Horticulture Production Trend:
- Indian horticulture sector contributes about 33% to the agriculture Gross Value Added (GVA).
- India has been producing about 320.48 million tons of horticulture produce which has surpassed the food grain production and emerged as the second largest producer of fruits and vegetables.
- Last year, the total horticulture cultivation was on 27.48 million hectares and according to the second advanced estimates, in 2021-22, it could be 27.74 million hectares.
- There could be an increase in the production of fruits, vegetables and honey, whereas the cultivation of spices, flowers, medicinal plants and plantation crops could decrease over previous year.
- The fruit production is estimated at 1 MT compared to 102.48 MT in 2020-21. The production of vegetables is estimated to be 204.61 MT, compared to 200.45 MT in 2020-21.
- The onion production is estimated to be 31.7 MT against 26.64 MT in 2020-21; Potato production is likely to be 53.58 MT, from 56.17 MT in 2020-21and Tomato yield is expected to be 20.34 MT, from 21.18 MT in 2020-21.
Schemes to enhance Horticulture Production
- National Horticulture Mission– launched under the 10th five-year plan in the year 2005-06. While GoI contributes 85%, 15% share is contributed by State Governments.
- Mission for Integrated Development of Horticulture (MIDH) – a centrally sponsored scheme, launched in 2014, for the holistic growth of the horticulture sector covering fruits, vegetables, root & tuber crops, mushrooms, spices, flowers, aromatic plants, coconut, cashew, cocoa and bamboo. GoI contributes 60% of total outlay for developmental programmes in all the states and in case of UTs 100% fund is contributed. It is implemented under Green Revolution- Krishonnati Yojana.
- MIDH has 5 sub schemes namely:
- National Horticulture Mission (NHM)- implemented by the State Horticulture Missions.
- National Horticulture Board (NHB)
- Horticulture Mission for North East & Himalayan States (HMNEH)- 90% fund is contributed by centre.
- Coconut Development Board (CDB)
- Central Institute for Horticulture (CIH), Nagaland- provide technical backstopping through capacity building and training of farmers and Field functionaries in the North Eastern Region.
- National Bamboo Mission
Context: After Funding highway projects through public money for a better part of the last decade, the National Highways Authority of India (NHAI) is set to return to funding through private investments and plans to offer at least two highway upgradation projects to private players using the build-operate-transfer (BOT) model during the current quarter.
- Under the EPC model, government pays private players to lay roads. The private player has no role in the road’s ownership, toll collection or maintenance (it is taken care of by the government).

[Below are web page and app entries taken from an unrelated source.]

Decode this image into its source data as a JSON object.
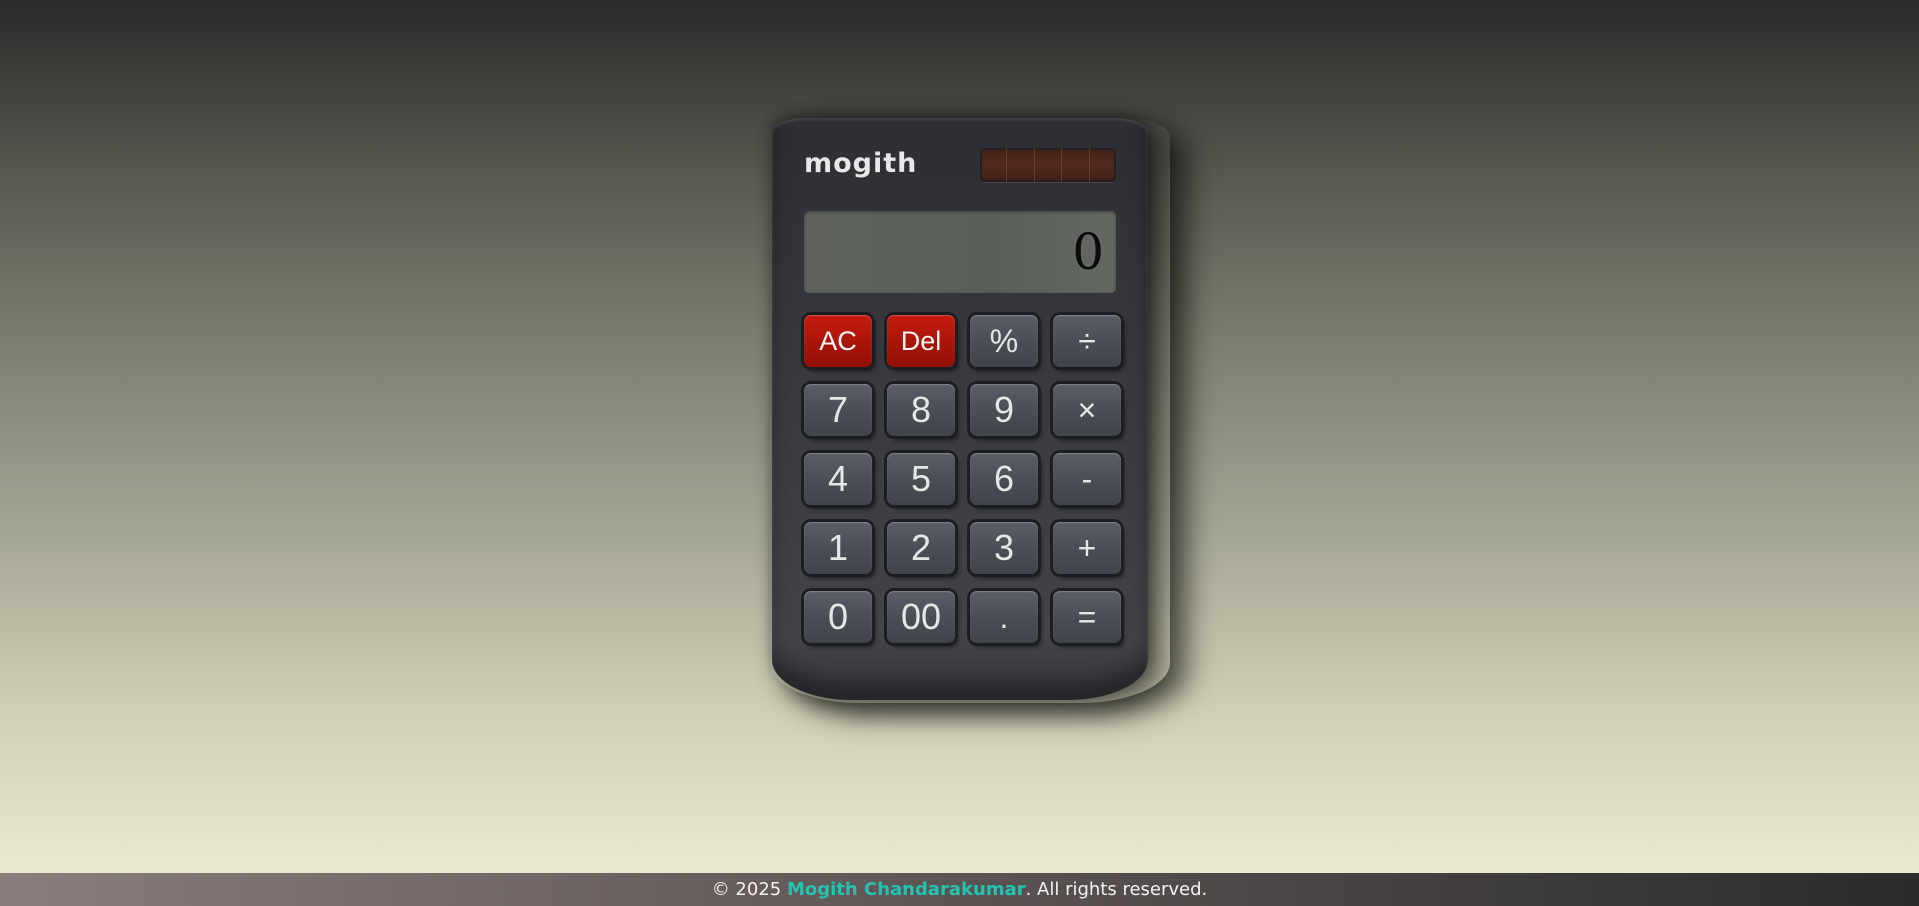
{
  "calculator": {
    "brand": "mogith",
    "display": "0",
    "keys": [
      {
        "label": "AC",
        "name": "all-clear-button",
        "style": "red"
      },
      {
        "label": "Del",
        "name": "delete-button",
        "style": "red"
      },
      {
        "label": "%",
        "name": "percent-button",
        "style": "op"
      },
      {
        "label": "÷",
        "name": "divide-button",
        "style": "op"
      },
      {
        "label": "7",
        "name": "key-7-button",
        "style": "num"
      },
      {
        "label": "8",
        "name": "key-8-button",
        "style": "num"
      },
      {
        "label": "9",
        "name": "key-9-button",
        "style": "num"
      },
      {
        "label": "×",
        "name": "multiply-button",
        "style": "op"
      },
      {
        "label": "4",
        "name": "key-4-button",
        "style": "num"
      },
      {
        "label": "5",
        "name": "key-5-button",
        "style": "num"
      },
      {
        "label": "6",
        "name": "key-6-button",
        "style": "num"
      },
      {
        "label": "-",
        "name": "subtract-button",
        "style": "op"
      },
      {
        "label": "1",
        "name": "key-1-button",
        "style": "num"
      },
      {
        "label": "2",
        "name": "key-2-button",
        "style": "num"
      },
      {
        "label": "3",
        "name": "key-3-button",
        "style": "num"
      },
      {
        "label": "+",
        "name": "add-button",
        "style": "op"
      },
      {
        "label": "0",
        "name": "key-0-button",
        "style": "num"
      },
      {
        "label": "00",
        "name": "key-00-button",
        "style": "num"
      },
      {
        "label": ".",
        "name": "decimal-button",
        "style": "op"
      },
      {
        "label": "=",
        "name": "equals-button",
        "style": "op"
      }
    ]
  },
  "footer": {
    "prefix": "© 2025 ",
    "author": "Mogith Chandarakumar",
    "suffix": ". All rights reserved."
  },
  "colors": {
    "accent": "#22c4b0",
    "key_red": "#b3170b",
    "key_grey": "#4a4f56"
  }
}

- Under the BOT model though, private players have an active role — they build, operate and maintain the road for a specified number of years before transferring the asset back to the government. Under BOT, the private player arranged all the finances for the project, while collecting toll revenue or annuity fee from the Government.
- The BOT model ran into roadblocks with private players not quite forthcoming to invest. The private player had to fully arrange for its finances be it through equity contribution or debt. NPA-riddled banks were becoming wary of lending to these projects. Also, if the compensation structure didn’t involve a fixed compensation (such as annuity), developers had to take on the entire risk of low passenger traffic.
- HAM’s a hybrid – a mix of the EPC (engineering, procurement and construction) and BOT (build, operate, transfer) models. HAM combines EPC (40 per cent) and BOT-Annuity (60 per cent).
- On behalf of the government, NHAI releases 40 per cent of the total project cost. The balance 60 per cent is arranged by the developer.
- HAM arose out of a need to have a better financial mechanism for road development.
- HAM is a good trade-off, spreading the risk between developers and the Government